Health IT

Government maps health IT goals through 2020

Shutterstock image: health factors.

The Office of the National Coordinator of Health Information Technology is evolving its mission to focus more on the interoperability of health data, and the use of health IT to improve patient outcomes, according to a newly released strategic plan that will guide agency efforts through 2020.

The ONC, based in the headquarters of the Department of Health and Human Services, led the push to get American hospitals and medical practices to adopt electronic health records by distributing more than $25 billion in subsidies authorized by the Health Information Technology for Economic and Clinical Health (HITECH) Act, a part of the economic stimulus legislation. As a result of the effort, more than 95 percent of hospitals and 75 percent of practitioners have adopted some form of electronic health record, according to ONC data.

Authority to fund the payments has expired, however, and ONC is shrinking somewhat -- refocusing on using the levers of government payers to improve adoption, encouraging use of EHRs, and continuing efforts to work with industry to achieve interoperability among systems.

Long term, the ONC hopes to advance the way health information is understood, tagged and transported across systems, through a common health data dictionary, identifiers for devices that are collecting and delivering information, and the development of a health IT ecosystem that supports common application development. The ONC hopes to "encourage the adoption and use of prioritized sets of common standards through health IT certification, federal regulations and programs, and research funding mechanisms," the document states. This set of goals, along with the Nationwide Interoperability Roadmap that is currently being developed, are designed to guide industry and other stakeholders in ongoing efforts to define and implement standards for interoperability.

The plan also looks to involve patients in the creation of health data via personal devices, to secure and protect health data as it moves across systems, and to use health data to improve care that is delivered to patients and to provide the raw materials for public health research.

“The 2015 Strategic Plan provides the federal government a strategy to move beyond health care to improve health, use health IT beyond EHRs, and use policy and incentive levers beyond the incentive programs,” said Karen DeSalvo, the National Coordinator for Health IT.

ONC itself has been in flux of late. DeSalvo was tasked with a leadership role in the domestic public health response to the Ebola outbreak in West Africa, and is dividing her time between the post of Acting Assistant Secretary of Health and her ONC role. Jacob Reider, formerly Deputy National Coordinator, departed the agency in November. Lisa Lewis, the chief operating officer at ONC, is running day-to-day operations.

The agency is seeking comments on the plan, which will be finalized early next year.

About the Author

Adam Mazmanian is executive editor of FCW.

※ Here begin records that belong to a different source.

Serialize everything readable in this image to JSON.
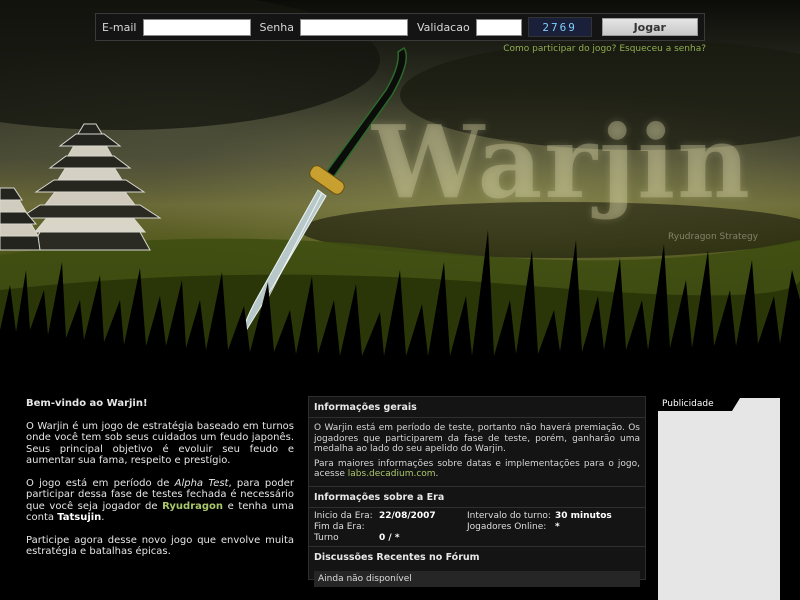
{
  "login": {
    "email_label": "E-mail",
    "email_value": "",
    "password_label": "Senha",
    "password_value": "",
    "validation_label": "Validacao",
    "validation_value": "",
    "captcha_text": "2769",
    "submit_label": "Jogar"
  },
  "help_links": {
    "how_to_join": "Como participar do jogo?",
    "forgot_password": "Esqueceu a senha?"
  },
  "banner": {
    "logo": "Warjin",
    "tagline": "Ryudragon Strategy"
  },
  "welcome": {
    "title": "Bem-vindo ao Warjin!",
    "p1": "O Warjin é um jogo de estratégia baseado em turnos onde você tem sob seus cuidados um feudo japonês. Seus principal objetivo é evoluir seu feudo e aumentar sua fama, respeito e prestígio.",
    "p2_a": "O jogo está em período de ",
    "p2_alpha": "Alpha Test",
    "p2_b": ", para poder participar dessa fase de testes fechada é necessário que você seja jogador de ",
    "p2_ryudragon": "Ryudragon",
    "p2_c": " e tenha uma conta ",
    "p2_tatsujin": "Tatsujin",
    "p2_d": ".",
    "p3": "Participe agora desse novo jogo que envolve muita estratégia e batalhas épicas."
  },
  "general_info": {
    "title": "Informações gerais",
    "p1": "O Warjin está em período de teste, portanto não haverá premiação. Os jogadores que participarem da fase de teste, porém, ganharão uma medalha ao lado do seu apelido do Warjin.",
    "p2_a": "Para maiores informações sobre datas e implementações para o jogo, acesse ",
    "p2_link": "labs.decadium.com",
    "p2_b": "."
  },
  "era": {
    "title": "Informações sobre a Era",
    "start_label": "Inicio da Era:",
    "start_value": "22/08/2007",
    "interval_label": "Intervalo do turno:",
    "interval_value": "30 minutos",
    "end_label": "Fim da Era:",
    "end_value": "",
    "online_label": "Jogadores Online:",
    "online_value": "*",
    "turn_label": "Turno",
    "turn_value": "0 / *"
  },
  "forum": {
    "title": "Discussões Recentes no Fórum",
    "empty": "Ainda não disponível"
  },
  "ad": {
    "label": "Publicidade"
  },
  "colors": {
    "accent_green": "#a9c86a",
    "link_green": "#8fae52",
    "panel_bg": "#141414"
  }
}
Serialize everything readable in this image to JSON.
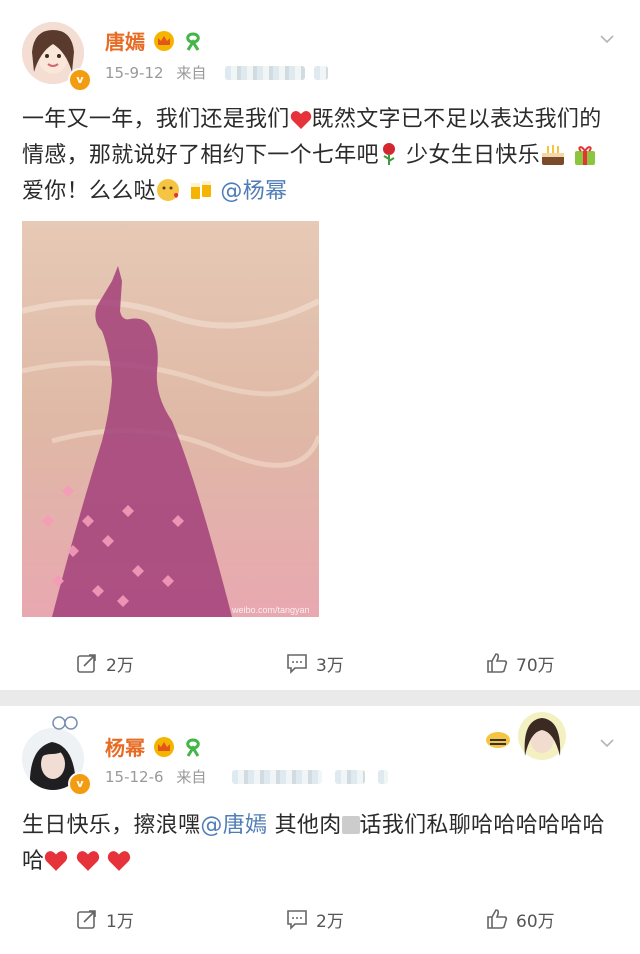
{
  "posts": [
    {
      "author": "唐嫣",
      "date": "15-9-12",
      "source_prefix": "来自",
      "text_parts": [
        "一年又一年，我们还是我们",
        "既然文字已不足以表达我们的情感，那就说好了相约下一个七年吧",
        "少女生日快乐",
        "爱你！么么哒",
        "@杨幂"
      ],
      "image_watermark": "weibo.com/tangyan",
      "actions": {
        "repost": "2万",
        "comment": "3万",
        "like": "70万"
      }
    },
    {
      "author": "杨幂",
      "date": "15-12-6",
      "source_prefix": "来自",
      "text_parts": [
        "生日快乐，擦浪嘿",
        "@唐嫣",
        " 其他肉",
        "话我们私聊哈哈哈哈哈哈哈"
      ],
      "actions": {
        "repost": "1万",
        "comment": "2万",
        "like": "60万"
      }
    }
  ],
  "colors": {
    "name": "#e86b24",
    "mention": "#4f7db6",
    "vip_badge": "#f39c12",
    "separator": "#eaeaea"
  },
  "icons": [
    "crown-icon",
    "ribbon-icon",
    "chevron-down-icon",
    "heart-icon",
    "rose-icon",
    "cake-icon",
    "gift-icon",
    "kiss-emoji-icon",
    "cheers-icon",
    "repost-icon",
    "comment-icon",
    "like-icon"
  ]
}
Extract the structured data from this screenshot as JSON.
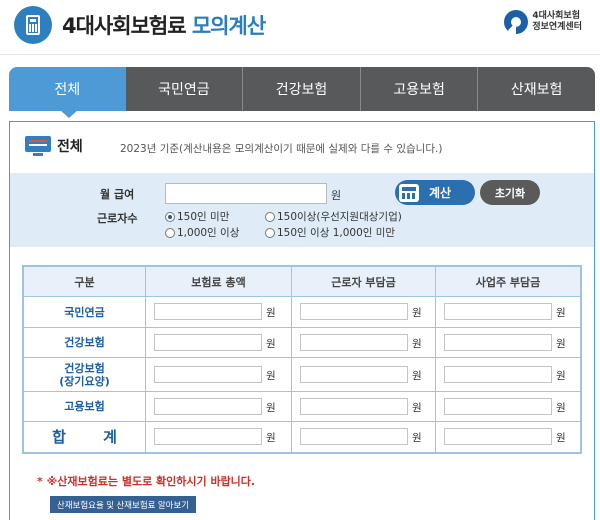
{
  "header": {
    "title_main": "4대사회보험료",
    "title_accent": "모의계산",
    "icon": "calculator-icon",
    "org_logo": {
      "icon": "org-swirl-icon",
      "line1": "4대사회보험",
      "line2": "정보연계센터"
    }
  },
  "tabs": [
    {
      "label": "전체",
      "active": true
    },
    {
      "label": "국민연금",
      "active": false
    },
    {
      "label": "건강보험",
      "active": false
    },
    {
      "label": "고용보험",
      "active": false
    },
    {
      "label": "산재보험",
      "active": false
    }
  ],
  "section": {
    "icon": "monitor-icon",
    "title": "전체",
    "note": "2023년 기준(계산내용은 모의계산이기 때문에 실제와 다를 수 있습니다.)"
  },
  "form": {
    "salary_label": "월 급여",
    "salary_value": "",
    "won": "원",
    "calc_button": "계산",
    "reset_button": "초기화",
    "workers_label": "근로자수",
    "radio_options": [
      {
        "label": "150인 미만",
        "checked": true
      },
      {
        "label": "150이상(우선지원대상기업)",
        "checked": false
      },
      {
        "label": "1,000인 이상",
        "checked": false
      },
      {
        "label": "150인 이상 1,000인 미만",
        "checked": false
      }
    ]
  },
  "table": {
    "headers": [
      "구분",
      "보험료 총액",
      "근로자 부담금",
      "사업주 부담금"
    ],
    "won": "원",
    "rows": [
      {
        "label": "국민연금",
        "values": [
          "",
          "",
          ""
        ]
      },
      {
        "label": "건강보험",
        "values": [
          "",
          "",
          ""
        ]
      },
      {
        "label": "건강보험\n(장기요양)",
        "values": [
          "",
          "",
          ""
        ]
      },
      {
        "label": "고용보험",
        "values": [
          "",
          "",
          ""
        ]
      },
      {
        "label": "합 계",
        "values": [
          "",
          "",
          ""
        ]
      }
    ]
  },
  "notice": "* ※산재보험료는 별도로 확인하시기 바랍니다.",
  "link_button": "산재보험요율 및 산재보험료 알아보기",
  "colors": {
    "accent": "#4d9ad6",
    "tab_bg": "#58595b",
    "input_bg": "#dfecf8",
    "notice": "#c8322a",
    "calc_button": "#2a6fae"
  }
}
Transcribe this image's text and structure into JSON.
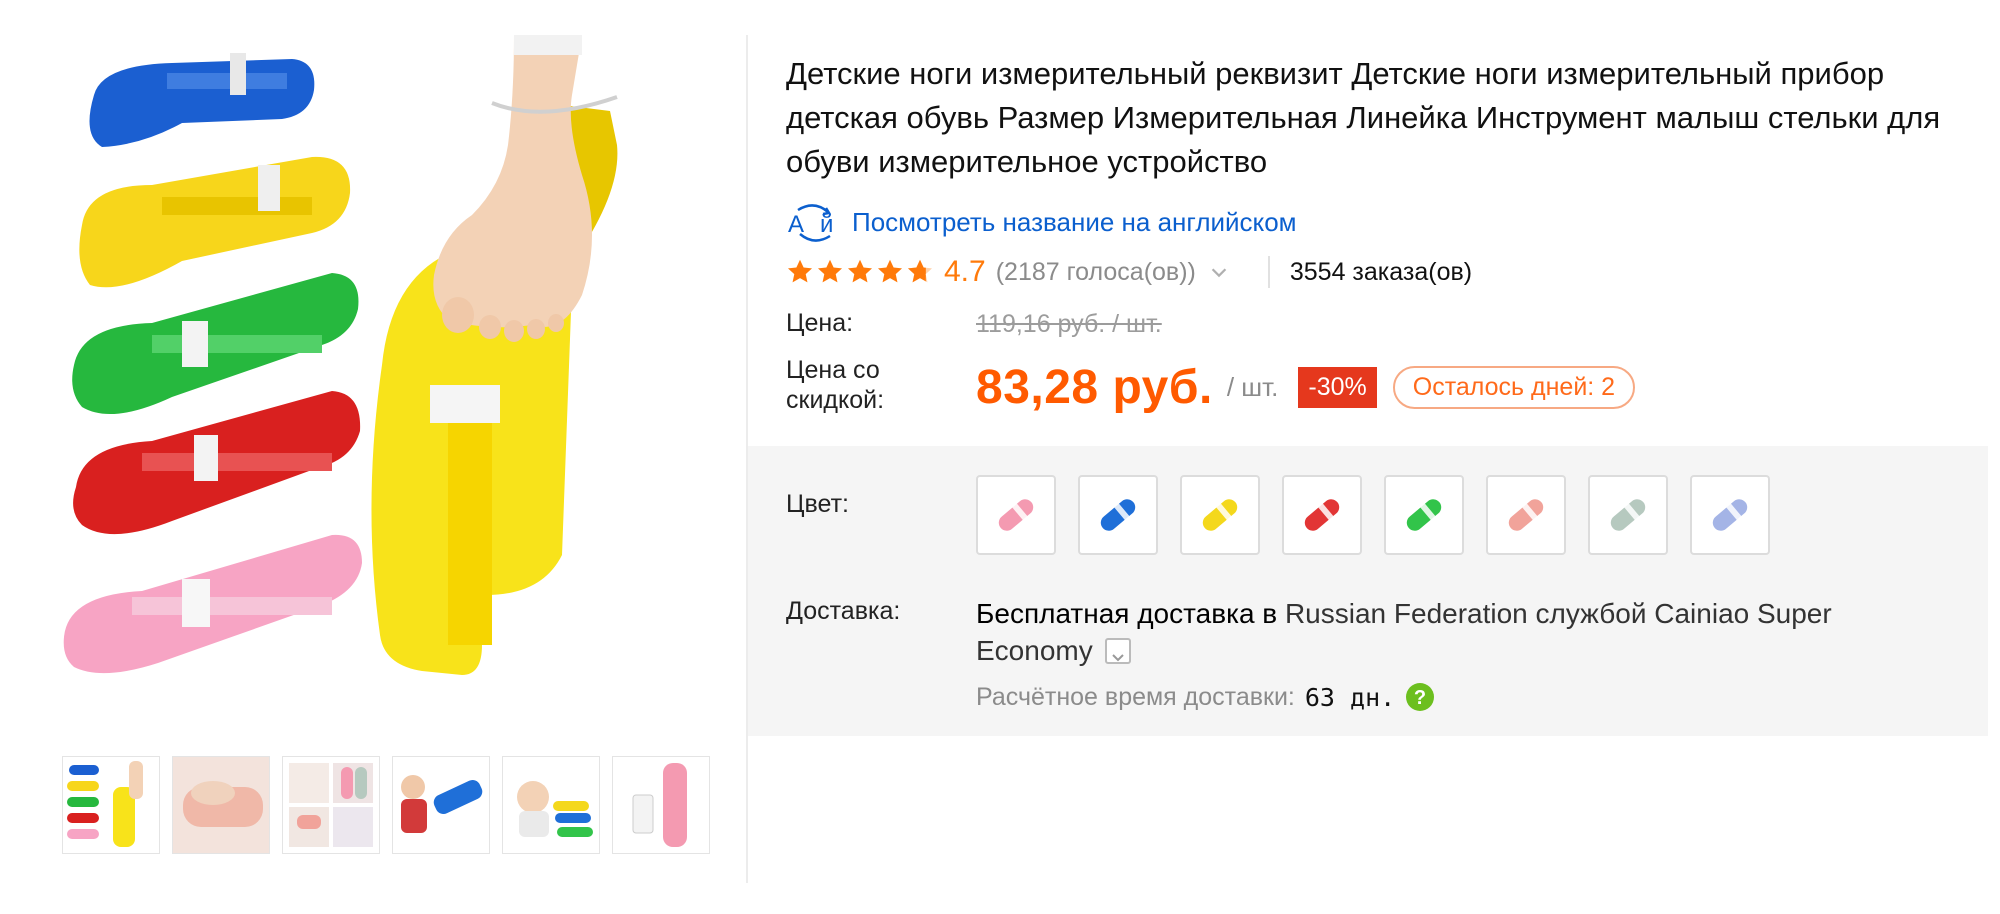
{
  "product": {
    "title": "Детские ноги измерительный реквизит Детские ноги измерительный прибор детская обувь Размер Измерительная Линейка Инструмент малыш стельки для обуви измерительное устройство",
    "translate_link": "Посмотреть название на английском",
    "rating": {
      "value": "4.7",
      "stars": 4.7,
      "votes": "(2187 голоса(ов))",
      "orders": "3554 заказа(ов)"
    },
    "price": {
      "label": "Цена:",
      "old": "119,16 руб. / шт.",
      "discount_label": "Цена со скидкой:",
      "sale": "83,28 руб.",
      "unit": "/ шт.",
      "discount_badge": "-30%",
      "days_left": "Осталось дней: 2"
    },
    "color_label": "Цвет:",
    "colors": [
      {
        "name": "pink",
        "hex": "#f49ab1"
      },
      {
        "name": "blue",
        "hex": "#1f6fd8"
      },
      {
        "name": "yellow",
        "hex": "#f4d81c"
      },
      {
        "name": "red",
        "hex": "#e23535"
      },
      {
        "name": "green",
        "hex": "#32c44a"
      },
      {
        "name": "salmon",
        "hex": "#f1a39a"
      },
      {
        "name": "grey-green",
        "hex": "#b6c9bf"
      },
      {
        "name": "lavender",
        "hex": "#a4b4e6"
      }
    ],
    "delivery": {
      "label": "Доставка:",
      "lead": "Бесплатная доставка в",
      "detail": "Russian Federation службой Cainiao Super Economy",
      "eta_label": "Расчётное время доставки:",
      "eta_value": "63 дн."
    }
  },
  "gallery": {
    "thumbnails": [
      "main-yellow-ruler",
      "pink-ruler-foot",
      "ruler-collage",
      "child-blue-ruler",
      "baby-colored-rulers",
      "pink-ruler-phone"
    ]
  },
  "colors": {
    "accent": "#ff5a00",
    "rating": "#ff7a0a",
    "link": "#0b5fce",
    "badge": "#e5381d",
    "panel": "#f5f5f5"
  }
}
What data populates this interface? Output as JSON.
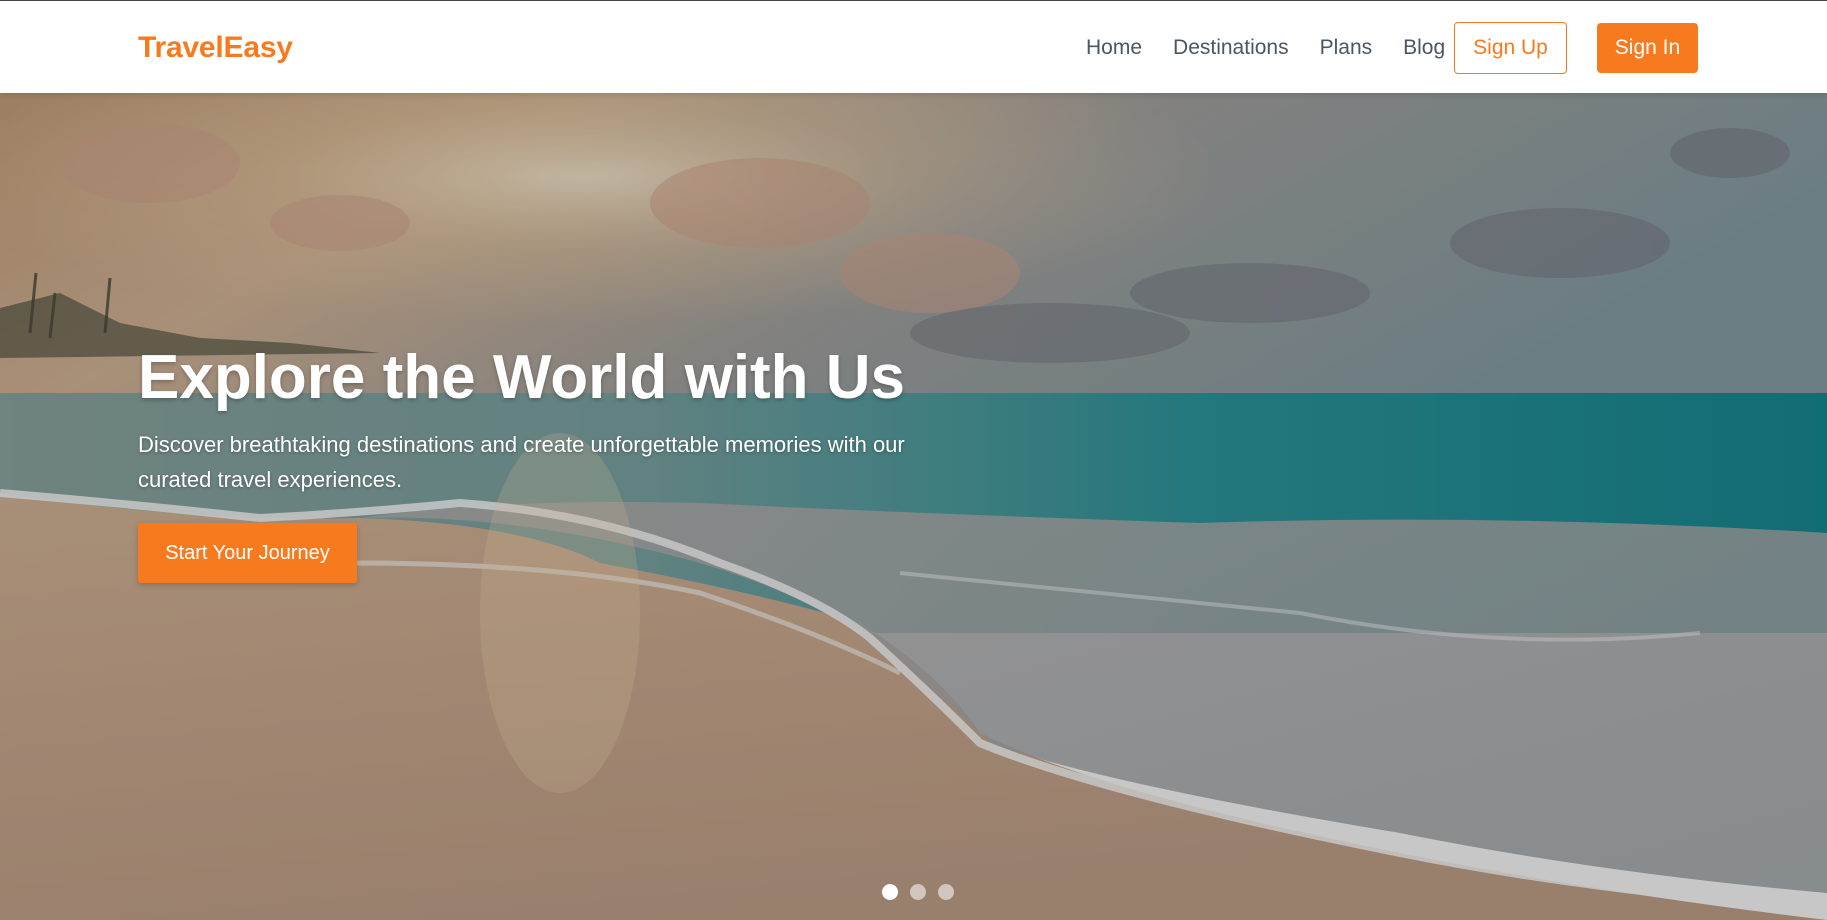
{
  "brand": {
    "name": "TravelEasy",
    "accent_color": "#f77a1e"
  },
  "nav": {
    "links": [
      "Home",
      "Destinations",
      "Plans",
      "Blog"
    ],
    "signup_label": "Sign Up",
    "signin_label": "Sign In"
  },
  "hero": {
    "title": "Explore the World with Us",
    "subtitle": "Discover breathtaking destinations and create unforgettable memories with our curated travel experiences.",
    "cta_label": "Start Your Journey",
    "background": "beach-sunset-image",
    "carousel": {
      "slide_count": 3,
      "active_index": 0
    }
  }
}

Before joining the editing team, Mazmanian was an FCW staff writer covering Congress, government-wide technology policy and the Department of Veterans Affairs. Prior to joining FCW, Mazmanian was technology correspondent for National Journal and served in a variety of editorial roles at B2B news service SmartBrief. Mazmanian has contributed reviews and articles to the Washington Post, the Washington City Paper, Newsday, New York Press, Architect Magazine and other publications.

Click here for previous articles by Mazmanian. Connect with him on Twitter at @thisismaz.


  • Cybersecurity
    Shutterstock photo id 669226093 By Gorodenkoff

    The disinformation game

    The federal government is poised to bring new tools and strategies to bear in the fight against foreign-backed online disinformation campaigns, but how and when they choose to act could have ramifications on the U.S. political ecosystem.

    sensor network (agsandrew/

    Are agencies really ready for EIS?

    The telecom contract has the potential to reinvent IT infrastructure, but finding the bandwidth to take full advantage could prove difficult.

  • People
    Dave Powner, GAO

    Dave Powner audits the state of federal IT

    The GAO director of information technology issues is leaving government after 16 years. On his way out the door, Dave Powner details how far govtech has come in the past two decades and flags the most critical issues he sees facing federal IT leaders.

Stay Connected

FCW Update

Sign up for our newsletter.

I agree to this site's Privacy Policy.